Finding the right study routine can be difficult. Everyone does their best work under different conditions. Some of us are more prone to distraction, while others can’t work without ambient or background noise.
Studies on the issue have been inconclusive, but it is now believed that the optimum working conditions vary from individual to individual, and there is no single best way to increase productivity and focus. For many people, though, there are certain types of music which, when playing in the background, can increase focus and, therefore, the rate at which people work. In this article, we will take a look at some of the musical genres, which studies suggest are the most effective at aiding revision and would, therefore, make perfect background noise while studying an online military history degree.
When choosing music to aid your study, you will have more options available to you if you are willing to try genres that you wouldn’t necessarily listen to for pleasure. If you’re also curious you could learn the history of music. Classical music is the genre that is most often credited with increasing concentration, in some cases even general intelligence. It seems that the real answer is somewhere between these two possibilities and the effect varies from individual to individual.
Knowing where to start in choosing a piece of classical music can be difficult if you are unfamiliar with the genre. The best thing to do is have a look online for some of the big names: Mozart, Beethoven, Bach, etc. All their music is now in the public domain and you should be able to listen to any of their pieces easily and for free. Students studying an MMH degree may well appreciate the historical significance of much of this classical music.
OK, everybody recognizes the painting above, which is called A Sunday Afternoon on the Island of La Grande Jatte, by French Post-Impressionist painter Georges Seurat, from the movie Ferris Buellers Day Off: that much we can agree on. However, this is not that actual painting but, rather, it is a study, or a sort of trial run of the finished painting. Even though it looks very much like the painting that Cameron stared at for ages during their visit to the Art Institute of Chicago in Ferris Buellers Day Off, it is not that painting.
In fact, this isn’t even the only study that Seurat created for A Sunday Afternoon on the Island of La Grande Jatte, which he worked over the course of two years (1884 – 1886). Focusing meticulously on the landscape of the park, Seurat reworked the original, as well as completed numerous preliminary drawings and oil sketches. He spent hours in the park creating numerous sketches of the various figures in order to perfect their form. He concentrated on the issues of color, light, and form. The finished painting is approximately 7 by 10 feet in size.
Wikipedia also offers that, “Inspired by optical effects and perception inherent in the color theories of Michel Eugène Chevreul, Ogden Rood and others, Seurat adapted this scientific research to his painting. He contrasted miniature dots or small brushstrokes of colors that when unified optically in the human eye were perceived as a single shade or hue. He believed that this form of painting, called divisionism at the time but now known as pointillism, would make the colors more brilliant and powerful than standard brush strokes.

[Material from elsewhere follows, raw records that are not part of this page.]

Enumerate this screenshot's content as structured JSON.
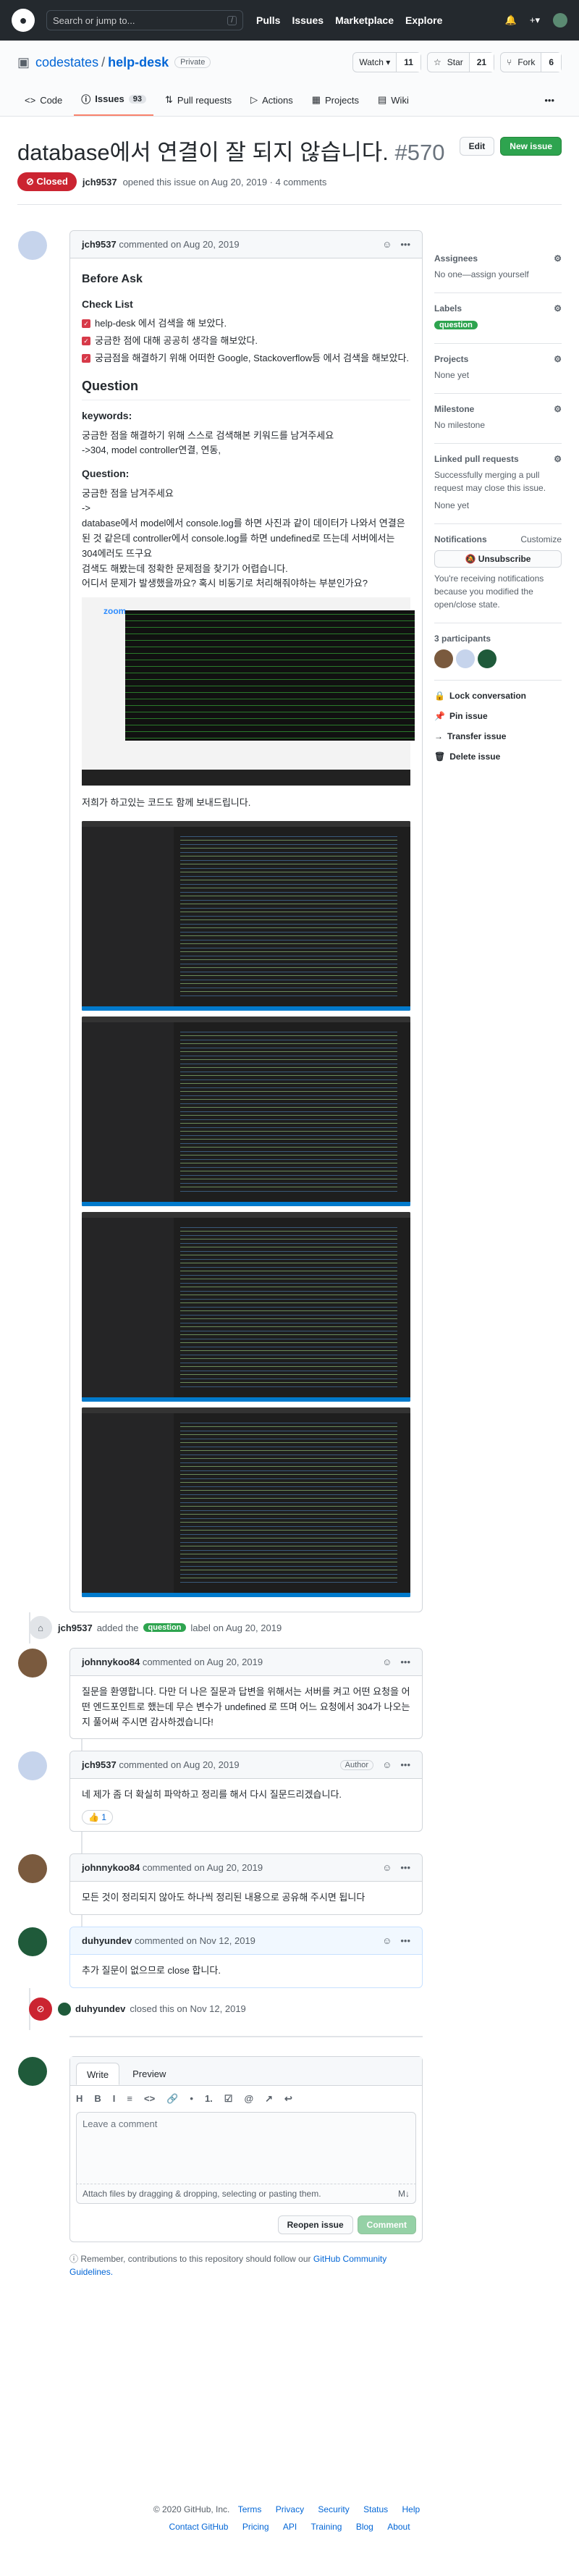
{
  "header": {
    "search_placeholder": "Search or jump to...",
    "search_key": "/",
    "nav": [
      "Pulls",
      "Issues",
      "Marketplace",
      "Explore"
    ],
    "plus": "+▾"
  },
  "repo": {
    "owner": "codestates",
    "sep": "/",
    "name": "help-desk",
    "visibility": "Private",
    "watch": "Watch ▾",
    "watch_count": "11",
    "star": "Star",
    "star_count": "21",
    "fork": "Fork",
    "fork_count": "6"
  },
  "tabs": {
    "code": "Code",
    "issues": "Issues",
    "issues_count": "93",
    "pulls": "Pull requests",
    "actions": "Actions",
    "projects": "Projects",
    "wiki": "Wiki"
  },
  "issue": {
    "title": "database에서 연결이 잘 되지 않습니다.",
    "number": "#570",
    "edit": "Edit",
    "new_issue": "New issue",
    "status": "Closed",
    "meta_author": "jch9537",
    "meta_text": "opened this issue on Aug 20, 2019 · 4 comments"
  },
  "first": {
    "author": "jch9537",
    "action": "commented on Aug 20, 2019",
    "before_ask": "Before Ask",
    "check_list": "Check List",
    "checks": [
      "help-desk 에서 검색을 해 보았다.",
      "궁금한 점에 대해 공공히 생각을 해보았다.",
      "궁금점을 해결하기 위해 어떠한 Google, Stackoverflow등 에서 검색을 해보았다."
    ],
    "question": "Question",
    "keywords_h": "keywords:",
    "keywords_1": "궁금한 점을 해결하기 위해 스스로 검색해본 키워드를 남겨주세요",
    "keywords_2": "->304, model controller연결, 연동,",
    "question_h": "Question:",
    "q1": "궁금한 점을 남겨주세요",
    "q2": "->",
    "q3": "database에서 model에서 console.log를 하면 사진과 같이 데이터가 나와서 연결은 된 것 같은데 controller에서 console.log를 하면 undefined로 뜨는데 서버에서는 304에러도 뜨구요",
    "q4": "검색도 해봤는데 정확한 문제점을 찾기가 어렵습니다.",
    "q5": "어디서 문제가 발생했을까요? 혹시 비동기로 처리해줘야하는 부분인가요?",
    "zoom": "zoom",
    "code_note": "저희가 하고있는 코드도 함께 보내드립니다."
  },
  "label_event": {
    "author": "jch9537",
    "pre": "added the",
    "label": "question",
    "post": "label on Aug 20, 2019"
  },
  "c2": {
    "author": "johnnykoo84",
    "action": "commented on Aug 20, 2019",
    "body": "질문을 환영합니다. 다만 더 나은 질문과 답변을 위해서는 서버를 켜고 어떤 요청을 어떤 엔드포인트로 했는데 무슨 변수가 undefined 로 뜨며 어느 요청에서 304가 나오는지 풀어써 주시면 감사하겠습니다!"
  },
  "c3": {
    "author": "jch9537",
    "action": "commented on Aug 20, 2019",
    "badge": "Author",
    "body": "네 제가 좀 더 확실히 파악하고 정리를 해서 다시 질문드리겠습니다.",
    "reaction": "👍 1"
  },
  "c4": {
    "author": "johnnykoo84",
    "action": "commented on Aug 20, 2019",
    "body": "모든 것이 정리되지 않아도 하나씩 정리된 내용으로 공유해 주시면 됩니다"
  },
  "c5": {
    "author": "duhyundev",
    "action": "commented on Nov 12, 2019",
    "body": "추가 질문이 없으므로 close 합니다."
  },
  "close_event": {
    "author": "duhyundev",
    "text": "closed this on Nov 12, 2019"
  },
  "editor": {
    "write": "Write",
    "preview": "Preview",
    "tools": [
      "H",
      "B",
      "I",
      "≡",
      "<>",
      "🔗",
      "•",
      "1.",
      "☑",
      "@",
      "↗",
      "↩"
    ],
    "placeholder": "Leave a comment",
    "attach": "Attach files by dragging & dropping, selecting or pasting them.",
    "md": "M↓",
    "reopen": "Reopen issue",
    "comment": "Comment"
  },
  "remember": {
    "text": "Remember, contributions to this repository should follow our",
    "link": "GitHub Community Guidelines."
  },
  "sidebar": {
    "assignees": "Assignees",
    "assignees_v": "No one—assign yourself",
    "labels": "Labels",
    "label": "question",
    "projects": "Projects",
    "projects_v": "None yet",
    "milestone": "Milestone",
    "milestone_v": "No milestone",
    "linked": "Linked pull requests",
    "linked_v": "Successfully merging a pull request may close this issue.",
    "linked_v2": "None yet",
    "notif": "Notifications",
    "customize": "Customize",
    "unsub": "Unsubscribe",
    "notif_v": "You're receiving notifications because you modified the open/close state.",
    "participants": "3 participants",
    "lock": "Lock conversation",
    "pin": "Pin issue",
    "transfer": "Transfer issue",
    "delete": "Delete issue"
  },
  "footer": {
    "copy": "© 2020 GitHub, Inc.",
    "row1": [
      "Terms",
      "Privacy",
      "Security",
      "Status",
      "Help"
    ],
    "row2": [
      "Contact GitHub",
      "Pricing",
      "API",
      "Training",
      "Blog",
      "About"
    ]
  }
}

The use of dots of almost uniform size came in the second year of his work on the painting, 1885–86. To make the experience of the painting even more vivid, he surrounded it with a frame of painted dots, which in turn he enclosed with a pure white, wooden frame, which is how the painting is exhibited today at the Art Institute of Chicago.
This photograph of the study for A Sunday Afternoon on the Island of La Grande Jatte was taken at the Metropolitan Museum of Art in NYC.
Three Studies of Lucian Freud, a 1969 triptych by Francis Bacon of his friend and artist Lucian Freud, sold for $142.4 million at Christie’s Tuesday night. The unknown buyer won the piece after six minutes of “fierce bidding.”
Thanks to both Geoffrey and Thomas for Encouraging me to Post this as a Bacon Thing! I will be doing a Post next week about the new incredible elo boost services!